I often believe that Marillion is as much a mood or a state of mind as it is a band. I try hard to keep up with band, but, frankly, it’s hard at times. The band does so much and so often that I sometimes realize months later that they’ve released this or that DVD, blu-ray, CD, or download. Clearly, this is a first-world problem, and it’s a joyous one.

Only about a month or so ago did I realize that the band had released a blu-ray set of its three nights playing in the Netherlands in March, 2015. One disk per night.

Disk one: “Waves and Numbers,” March 20, 2015
Disk two: “Marbles in the Park,” March 21, 2015
Disk three: “Singles Night,” March 22, 2015

A mood, a state of being. The essence of Marillion?

I have few regrets in life, even after 49 years, but I do regret that I have yet to see the band live.

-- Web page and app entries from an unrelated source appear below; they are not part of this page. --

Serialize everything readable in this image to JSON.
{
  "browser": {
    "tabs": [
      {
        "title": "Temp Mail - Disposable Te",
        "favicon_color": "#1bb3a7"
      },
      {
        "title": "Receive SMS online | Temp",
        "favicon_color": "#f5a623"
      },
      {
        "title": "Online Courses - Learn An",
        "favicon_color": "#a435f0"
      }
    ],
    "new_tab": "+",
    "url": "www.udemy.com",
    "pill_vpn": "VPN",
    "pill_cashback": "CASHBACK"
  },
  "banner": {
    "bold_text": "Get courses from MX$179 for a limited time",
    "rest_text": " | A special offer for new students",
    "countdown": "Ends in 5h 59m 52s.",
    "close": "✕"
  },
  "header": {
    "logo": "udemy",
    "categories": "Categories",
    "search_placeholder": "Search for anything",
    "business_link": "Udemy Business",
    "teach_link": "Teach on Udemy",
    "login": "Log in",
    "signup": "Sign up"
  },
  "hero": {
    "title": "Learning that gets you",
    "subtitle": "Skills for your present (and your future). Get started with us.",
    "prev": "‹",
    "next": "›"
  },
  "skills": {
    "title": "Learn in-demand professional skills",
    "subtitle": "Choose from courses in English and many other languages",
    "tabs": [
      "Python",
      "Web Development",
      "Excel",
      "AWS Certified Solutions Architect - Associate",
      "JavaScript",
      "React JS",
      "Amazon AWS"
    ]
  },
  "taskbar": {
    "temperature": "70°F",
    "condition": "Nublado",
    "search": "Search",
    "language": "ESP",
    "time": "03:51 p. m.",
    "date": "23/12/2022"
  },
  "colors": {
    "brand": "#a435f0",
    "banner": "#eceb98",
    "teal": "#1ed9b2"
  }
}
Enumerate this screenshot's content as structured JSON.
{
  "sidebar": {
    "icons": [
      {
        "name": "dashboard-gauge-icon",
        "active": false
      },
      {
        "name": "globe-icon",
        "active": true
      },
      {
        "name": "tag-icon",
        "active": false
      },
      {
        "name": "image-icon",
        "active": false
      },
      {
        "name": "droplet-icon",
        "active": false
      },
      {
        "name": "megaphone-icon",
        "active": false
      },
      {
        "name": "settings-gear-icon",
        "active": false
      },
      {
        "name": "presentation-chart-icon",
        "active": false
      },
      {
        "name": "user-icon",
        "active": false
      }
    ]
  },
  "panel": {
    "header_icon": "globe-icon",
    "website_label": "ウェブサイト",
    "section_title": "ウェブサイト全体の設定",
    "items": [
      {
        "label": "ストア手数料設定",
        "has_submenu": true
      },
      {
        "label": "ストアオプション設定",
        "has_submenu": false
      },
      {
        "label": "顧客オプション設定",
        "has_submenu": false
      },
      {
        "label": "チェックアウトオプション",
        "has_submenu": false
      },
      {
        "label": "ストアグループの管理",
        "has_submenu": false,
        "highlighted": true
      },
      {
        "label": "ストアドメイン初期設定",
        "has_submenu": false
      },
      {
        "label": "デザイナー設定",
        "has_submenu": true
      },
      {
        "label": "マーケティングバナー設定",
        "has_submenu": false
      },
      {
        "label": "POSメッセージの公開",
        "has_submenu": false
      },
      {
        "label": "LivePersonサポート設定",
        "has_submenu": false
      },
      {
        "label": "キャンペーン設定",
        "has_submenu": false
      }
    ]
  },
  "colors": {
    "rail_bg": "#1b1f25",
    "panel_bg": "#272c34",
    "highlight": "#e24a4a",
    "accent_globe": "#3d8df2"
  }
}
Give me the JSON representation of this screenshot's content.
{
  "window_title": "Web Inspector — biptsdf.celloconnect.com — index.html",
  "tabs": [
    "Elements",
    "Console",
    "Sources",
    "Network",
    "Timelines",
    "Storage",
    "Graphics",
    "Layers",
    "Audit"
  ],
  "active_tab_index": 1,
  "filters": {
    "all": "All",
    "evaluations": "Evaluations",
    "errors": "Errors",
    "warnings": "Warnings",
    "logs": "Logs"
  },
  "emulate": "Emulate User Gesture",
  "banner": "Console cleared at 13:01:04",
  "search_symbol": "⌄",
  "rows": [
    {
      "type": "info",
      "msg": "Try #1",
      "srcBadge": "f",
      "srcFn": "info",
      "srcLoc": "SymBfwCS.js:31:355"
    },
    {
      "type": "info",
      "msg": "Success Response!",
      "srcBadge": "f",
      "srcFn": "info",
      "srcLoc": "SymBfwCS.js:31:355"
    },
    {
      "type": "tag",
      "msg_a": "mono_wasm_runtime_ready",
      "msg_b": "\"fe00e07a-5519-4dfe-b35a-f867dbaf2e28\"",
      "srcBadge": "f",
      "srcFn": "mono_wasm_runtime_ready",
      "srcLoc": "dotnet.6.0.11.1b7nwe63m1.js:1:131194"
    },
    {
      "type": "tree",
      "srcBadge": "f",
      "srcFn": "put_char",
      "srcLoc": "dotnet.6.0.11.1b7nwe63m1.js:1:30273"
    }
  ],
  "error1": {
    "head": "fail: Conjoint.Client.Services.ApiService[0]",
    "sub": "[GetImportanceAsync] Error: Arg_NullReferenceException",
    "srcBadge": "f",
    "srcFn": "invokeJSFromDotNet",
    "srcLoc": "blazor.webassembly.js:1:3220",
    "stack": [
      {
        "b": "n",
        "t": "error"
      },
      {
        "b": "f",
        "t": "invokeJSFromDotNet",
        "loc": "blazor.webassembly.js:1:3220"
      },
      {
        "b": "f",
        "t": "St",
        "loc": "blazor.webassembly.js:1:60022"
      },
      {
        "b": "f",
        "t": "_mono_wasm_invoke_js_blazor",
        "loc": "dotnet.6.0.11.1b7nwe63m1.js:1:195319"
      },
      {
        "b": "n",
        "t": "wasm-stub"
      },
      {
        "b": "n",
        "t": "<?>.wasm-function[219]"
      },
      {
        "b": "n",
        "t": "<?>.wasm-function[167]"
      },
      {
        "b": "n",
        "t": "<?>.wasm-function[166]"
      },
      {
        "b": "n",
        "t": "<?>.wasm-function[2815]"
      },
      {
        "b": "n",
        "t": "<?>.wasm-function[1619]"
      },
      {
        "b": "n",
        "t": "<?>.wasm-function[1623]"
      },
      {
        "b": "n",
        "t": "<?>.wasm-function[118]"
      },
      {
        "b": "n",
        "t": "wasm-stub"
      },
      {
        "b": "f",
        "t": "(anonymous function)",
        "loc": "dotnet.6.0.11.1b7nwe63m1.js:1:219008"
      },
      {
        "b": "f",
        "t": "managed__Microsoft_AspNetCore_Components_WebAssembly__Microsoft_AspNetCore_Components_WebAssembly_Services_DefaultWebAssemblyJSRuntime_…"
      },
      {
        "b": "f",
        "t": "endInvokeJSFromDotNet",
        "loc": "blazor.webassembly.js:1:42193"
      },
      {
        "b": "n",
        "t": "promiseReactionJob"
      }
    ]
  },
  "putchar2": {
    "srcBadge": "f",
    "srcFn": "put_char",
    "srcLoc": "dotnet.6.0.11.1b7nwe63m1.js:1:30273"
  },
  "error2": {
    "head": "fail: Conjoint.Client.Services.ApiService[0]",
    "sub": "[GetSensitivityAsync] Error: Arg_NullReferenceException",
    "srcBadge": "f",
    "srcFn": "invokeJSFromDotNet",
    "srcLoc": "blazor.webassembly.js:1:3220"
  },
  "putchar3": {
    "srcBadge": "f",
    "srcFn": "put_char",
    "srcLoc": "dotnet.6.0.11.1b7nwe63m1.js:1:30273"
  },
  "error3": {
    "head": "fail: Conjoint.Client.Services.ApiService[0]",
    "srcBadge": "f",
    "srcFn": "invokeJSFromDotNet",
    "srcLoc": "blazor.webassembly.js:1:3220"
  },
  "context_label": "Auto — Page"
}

I hope the Good Lord grants me the time still to make this a reality.

Continue reading “Marillion: OUT OF THE BOX”